Sitting with legs crossed at the knee can increase blood pressure, a new study found.
Leg crossing increased systolic blood pressure nearly 7 percent and diastolic by 2 percent, ABC News reported.
Stephen T. Sinatra, MD, FACC, a Connecticut-based cardiologist and author of The Great Cholesterol Myth said that frequent crossing of the legs also puts stress on the hip joints and can cause pooling of blood in the legs when the veins are compressed.
This could predispose you to inflammation of the veins of the lower legs and possibly a blood clot, he said.
Dr. Sinatra advises to avoid crossing your legs for longer than 10 to 15 minutes, and to get up and walk around every half hour or so.

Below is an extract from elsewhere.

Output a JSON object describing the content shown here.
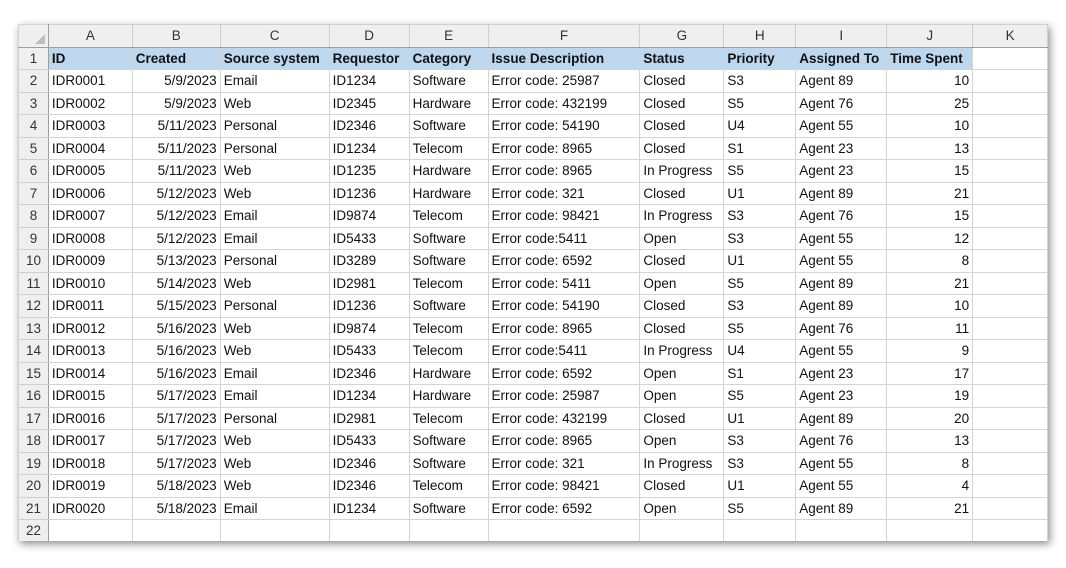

The study is published in the journal Blood Pressure Monitoring.